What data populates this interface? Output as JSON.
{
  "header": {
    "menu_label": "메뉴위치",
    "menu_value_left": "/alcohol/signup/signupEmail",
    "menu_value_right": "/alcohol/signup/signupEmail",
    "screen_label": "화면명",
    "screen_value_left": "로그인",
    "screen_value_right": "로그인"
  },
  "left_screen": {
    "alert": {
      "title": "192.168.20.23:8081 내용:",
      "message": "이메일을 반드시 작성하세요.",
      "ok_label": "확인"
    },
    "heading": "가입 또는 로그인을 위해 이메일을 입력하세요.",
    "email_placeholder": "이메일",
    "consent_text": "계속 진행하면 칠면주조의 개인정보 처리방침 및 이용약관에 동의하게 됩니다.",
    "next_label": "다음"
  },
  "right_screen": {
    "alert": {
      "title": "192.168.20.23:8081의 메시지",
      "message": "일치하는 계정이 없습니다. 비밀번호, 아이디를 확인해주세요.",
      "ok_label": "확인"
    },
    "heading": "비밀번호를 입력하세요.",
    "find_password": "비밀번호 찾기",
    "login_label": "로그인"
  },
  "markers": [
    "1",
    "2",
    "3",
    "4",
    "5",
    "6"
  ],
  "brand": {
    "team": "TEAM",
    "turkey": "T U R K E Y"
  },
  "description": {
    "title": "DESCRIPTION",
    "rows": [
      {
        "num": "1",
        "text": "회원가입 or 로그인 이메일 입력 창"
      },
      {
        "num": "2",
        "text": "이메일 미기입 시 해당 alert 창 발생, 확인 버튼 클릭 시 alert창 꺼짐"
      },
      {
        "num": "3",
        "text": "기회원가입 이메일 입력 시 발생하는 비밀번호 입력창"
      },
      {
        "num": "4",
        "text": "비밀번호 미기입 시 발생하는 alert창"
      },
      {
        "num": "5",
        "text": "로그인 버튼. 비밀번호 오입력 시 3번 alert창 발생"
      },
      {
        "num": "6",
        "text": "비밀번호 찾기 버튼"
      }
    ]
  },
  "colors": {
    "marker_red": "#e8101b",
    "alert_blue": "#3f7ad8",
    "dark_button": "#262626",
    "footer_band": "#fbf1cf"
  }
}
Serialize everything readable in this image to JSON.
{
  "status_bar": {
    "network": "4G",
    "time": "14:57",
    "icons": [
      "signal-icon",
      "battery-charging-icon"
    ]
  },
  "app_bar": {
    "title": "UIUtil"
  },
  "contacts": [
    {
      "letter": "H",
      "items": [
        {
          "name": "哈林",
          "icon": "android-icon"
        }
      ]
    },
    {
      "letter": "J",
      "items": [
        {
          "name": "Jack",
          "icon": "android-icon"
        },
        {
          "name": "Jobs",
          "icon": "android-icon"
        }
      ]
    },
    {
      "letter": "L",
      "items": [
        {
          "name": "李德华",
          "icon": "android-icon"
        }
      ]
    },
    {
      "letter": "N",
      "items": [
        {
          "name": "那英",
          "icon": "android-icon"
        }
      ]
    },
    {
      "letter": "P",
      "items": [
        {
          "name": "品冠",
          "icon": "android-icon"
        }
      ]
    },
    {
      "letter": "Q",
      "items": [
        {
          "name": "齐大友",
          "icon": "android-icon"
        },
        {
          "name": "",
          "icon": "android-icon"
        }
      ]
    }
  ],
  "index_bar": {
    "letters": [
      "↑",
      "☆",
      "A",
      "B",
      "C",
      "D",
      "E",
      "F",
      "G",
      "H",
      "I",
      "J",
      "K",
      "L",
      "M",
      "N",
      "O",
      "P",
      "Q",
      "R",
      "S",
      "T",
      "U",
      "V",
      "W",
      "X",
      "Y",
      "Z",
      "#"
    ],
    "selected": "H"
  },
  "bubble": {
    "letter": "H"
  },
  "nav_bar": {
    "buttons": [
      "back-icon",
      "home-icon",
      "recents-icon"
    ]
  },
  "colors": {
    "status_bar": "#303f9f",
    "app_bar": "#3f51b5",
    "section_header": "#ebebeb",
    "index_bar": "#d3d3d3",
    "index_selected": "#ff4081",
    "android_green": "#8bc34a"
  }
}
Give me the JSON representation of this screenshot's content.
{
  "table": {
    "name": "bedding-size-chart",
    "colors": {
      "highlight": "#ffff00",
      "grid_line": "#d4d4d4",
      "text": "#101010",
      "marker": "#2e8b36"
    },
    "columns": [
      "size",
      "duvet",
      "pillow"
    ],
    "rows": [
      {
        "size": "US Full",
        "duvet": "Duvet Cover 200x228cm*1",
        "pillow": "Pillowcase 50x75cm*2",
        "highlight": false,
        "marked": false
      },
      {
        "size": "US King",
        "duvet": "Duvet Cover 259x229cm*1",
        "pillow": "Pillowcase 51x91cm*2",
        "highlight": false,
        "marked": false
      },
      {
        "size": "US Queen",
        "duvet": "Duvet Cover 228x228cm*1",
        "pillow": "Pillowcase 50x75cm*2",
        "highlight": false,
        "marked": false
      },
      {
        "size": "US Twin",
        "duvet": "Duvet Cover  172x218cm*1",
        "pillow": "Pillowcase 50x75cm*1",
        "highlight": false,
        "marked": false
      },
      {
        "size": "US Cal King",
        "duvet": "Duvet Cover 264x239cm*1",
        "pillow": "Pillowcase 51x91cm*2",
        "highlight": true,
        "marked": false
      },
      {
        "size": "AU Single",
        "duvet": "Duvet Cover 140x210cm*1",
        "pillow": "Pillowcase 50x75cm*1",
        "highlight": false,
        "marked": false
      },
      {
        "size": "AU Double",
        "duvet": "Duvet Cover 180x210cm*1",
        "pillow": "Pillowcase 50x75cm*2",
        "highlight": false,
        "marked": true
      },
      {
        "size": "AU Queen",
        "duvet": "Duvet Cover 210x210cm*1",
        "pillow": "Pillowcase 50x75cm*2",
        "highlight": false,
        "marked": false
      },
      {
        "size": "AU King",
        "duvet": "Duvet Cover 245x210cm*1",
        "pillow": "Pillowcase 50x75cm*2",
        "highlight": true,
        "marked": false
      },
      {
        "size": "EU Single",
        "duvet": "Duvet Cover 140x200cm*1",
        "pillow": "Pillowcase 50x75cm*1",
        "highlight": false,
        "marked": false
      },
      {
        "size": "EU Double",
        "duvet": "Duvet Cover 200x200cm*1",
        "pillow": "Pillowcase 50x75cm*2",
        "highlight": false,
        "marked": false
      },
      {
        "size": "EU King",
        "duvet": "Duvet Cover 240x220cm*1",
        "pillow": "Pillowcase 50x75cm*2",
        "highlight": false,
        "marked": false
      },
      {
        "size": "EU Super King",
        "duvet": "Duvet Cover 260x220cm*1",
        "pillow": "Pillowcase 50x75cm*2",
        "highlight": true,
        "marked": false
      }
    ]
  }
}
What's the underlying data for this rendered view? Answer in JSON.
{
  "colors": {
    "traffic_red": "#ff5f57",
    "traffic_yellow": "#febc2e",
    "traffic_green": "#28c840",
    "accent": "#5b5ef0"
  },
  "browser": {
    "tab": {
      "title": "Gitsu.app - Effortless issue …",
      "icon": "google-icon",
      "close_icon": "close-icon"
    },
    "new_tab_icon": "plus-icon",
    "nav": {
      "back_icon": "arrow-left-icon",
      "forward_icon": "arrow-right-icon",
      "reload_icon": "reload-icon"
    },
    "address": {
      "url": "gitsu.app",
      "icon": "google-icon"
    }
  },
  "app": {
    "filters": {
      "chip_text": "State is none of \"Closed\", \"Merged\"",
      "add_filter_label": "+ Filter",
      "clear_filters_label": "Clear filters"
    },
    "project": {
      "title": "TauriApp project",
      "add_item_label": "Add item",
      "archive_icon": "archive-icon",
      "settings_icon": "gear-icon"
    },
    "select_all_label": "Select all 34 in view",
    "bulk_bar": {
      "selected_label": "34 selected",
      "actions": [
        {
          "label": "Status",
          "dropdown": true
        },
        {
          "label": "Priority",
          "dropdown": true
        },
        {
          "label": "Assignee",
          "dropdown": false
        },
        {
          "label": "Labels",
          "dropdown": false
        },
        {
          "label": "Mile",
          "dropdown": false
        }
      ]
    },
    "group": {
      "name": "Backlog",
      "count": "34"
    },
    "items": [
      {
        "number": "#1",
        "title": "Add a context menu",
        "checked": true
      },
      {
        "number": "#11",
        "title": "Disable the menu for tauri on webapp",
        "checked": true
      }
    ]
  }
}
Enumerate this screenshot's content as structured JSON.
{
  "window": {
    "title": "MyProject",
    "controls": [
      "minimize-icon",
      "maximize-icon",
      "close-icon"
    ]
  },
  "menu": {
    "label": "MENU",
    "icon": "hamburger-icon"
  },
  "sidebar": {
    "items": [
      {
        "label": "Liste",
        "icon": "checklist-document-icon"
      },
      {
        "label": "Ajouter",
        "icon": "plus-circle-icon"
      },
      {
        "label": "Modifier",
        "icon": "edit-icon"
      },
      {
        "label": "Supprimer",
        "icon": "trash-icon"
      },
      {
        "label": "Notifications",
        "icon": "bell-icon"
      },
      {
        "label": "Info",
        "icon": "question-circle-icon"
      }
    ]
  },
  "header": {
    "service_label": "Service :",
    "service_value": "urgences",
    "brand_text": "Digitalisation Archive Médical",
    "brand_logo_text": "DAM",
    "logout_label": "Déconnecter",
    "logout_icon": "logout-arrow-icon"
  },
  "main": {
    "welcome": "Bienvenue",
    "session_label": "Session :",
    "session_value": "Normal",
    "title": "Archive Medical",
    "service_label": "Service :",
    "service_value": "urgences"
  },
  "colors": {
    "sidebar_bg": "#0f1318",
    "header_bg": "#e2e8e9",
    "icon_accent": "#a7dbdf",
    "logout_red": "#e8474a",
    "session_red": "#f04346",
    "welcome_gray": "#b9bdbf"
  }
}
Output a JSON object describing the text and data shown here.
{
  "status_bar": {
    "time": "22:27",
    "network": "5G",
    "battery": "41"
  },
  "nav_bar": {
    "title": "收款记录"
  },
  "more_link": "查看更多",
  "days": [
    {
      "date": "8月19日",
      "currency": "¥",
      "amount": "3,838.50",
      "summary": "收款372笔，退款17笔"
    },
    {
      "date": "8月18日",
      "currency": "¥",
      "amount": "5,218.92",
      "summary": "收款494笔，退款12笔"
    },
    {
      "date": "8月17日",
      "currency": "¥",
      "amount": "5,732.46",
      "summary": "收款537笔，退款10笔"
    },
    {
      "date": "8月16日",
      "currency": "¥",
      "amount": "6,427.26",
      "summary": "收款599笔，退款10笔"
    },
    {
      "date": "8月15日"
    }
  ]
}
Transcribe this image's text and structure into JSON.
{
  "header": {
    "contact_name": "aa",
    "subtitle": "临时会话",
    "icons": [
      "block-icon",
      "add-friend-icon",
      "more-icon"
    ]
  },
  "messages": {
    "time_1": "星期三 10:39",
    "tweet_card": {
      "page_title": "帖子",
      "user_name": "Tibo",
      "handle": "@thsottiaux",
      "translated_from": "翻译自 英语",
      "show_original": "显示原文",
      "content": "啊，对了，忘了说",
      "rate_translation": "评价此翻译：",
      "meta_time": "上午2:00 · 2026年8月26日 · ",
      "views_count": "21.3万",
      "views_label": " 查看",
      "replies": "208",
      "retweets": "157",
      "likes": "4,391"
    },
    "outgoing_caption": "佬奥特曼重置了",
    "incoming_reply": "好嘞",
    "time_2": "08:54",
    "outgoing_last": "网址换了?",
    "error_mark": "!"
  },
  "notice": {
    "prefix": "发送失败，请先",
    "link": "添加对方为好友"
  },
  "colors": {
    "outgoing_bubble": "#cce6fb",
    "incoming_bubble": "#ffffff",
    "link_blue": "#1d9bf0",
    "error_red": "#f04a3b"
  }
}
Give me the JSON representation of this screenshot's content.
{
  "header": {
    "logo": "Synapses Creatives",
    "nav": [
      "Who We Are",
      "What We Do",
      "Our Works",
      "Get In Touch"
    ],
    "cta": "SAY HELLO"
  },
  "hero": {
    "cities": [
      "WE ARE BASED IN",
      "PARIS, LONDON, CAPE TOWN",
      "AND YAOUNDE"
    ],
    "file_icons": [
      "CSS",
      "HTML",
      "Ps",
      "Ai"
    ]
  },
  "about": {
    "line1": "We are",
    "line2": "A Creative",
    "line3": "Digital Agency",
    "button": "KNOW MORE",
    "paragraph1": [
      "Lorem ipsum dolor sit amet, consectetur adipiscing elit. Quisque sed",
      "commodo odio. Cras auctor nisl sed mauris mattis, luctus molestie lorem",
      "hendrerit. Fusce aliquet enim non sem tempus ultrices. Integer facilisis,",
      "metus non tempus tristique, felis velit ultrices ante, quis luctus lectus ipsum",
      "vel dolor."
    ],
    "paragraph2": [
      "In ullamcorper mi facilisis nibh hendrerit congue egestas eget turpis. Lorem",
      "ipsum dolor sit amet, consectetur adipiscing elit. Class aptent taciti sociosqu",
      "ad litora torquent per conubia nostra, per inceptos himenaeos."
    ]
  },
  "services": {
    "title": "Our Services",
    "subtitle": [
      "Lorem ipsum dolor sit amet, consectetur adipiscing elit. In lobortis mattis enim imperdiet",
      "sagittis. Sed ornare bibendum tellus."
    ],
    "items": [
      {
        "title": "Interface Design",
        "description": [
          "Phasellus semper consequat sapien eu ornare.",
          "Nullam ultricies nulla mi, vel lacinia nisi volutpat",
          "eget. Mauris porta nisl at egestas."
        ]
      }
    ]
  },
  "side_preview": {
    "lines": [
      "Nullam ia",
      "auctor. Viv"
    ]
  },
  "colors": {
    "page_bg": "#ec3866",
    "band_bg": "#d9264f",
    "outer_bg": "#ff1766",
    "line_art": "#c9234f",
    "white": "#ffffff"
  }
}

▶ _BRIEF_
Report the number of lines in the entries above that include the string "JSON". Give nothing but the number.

▶ _RESPONSE TO THIS TASK_
8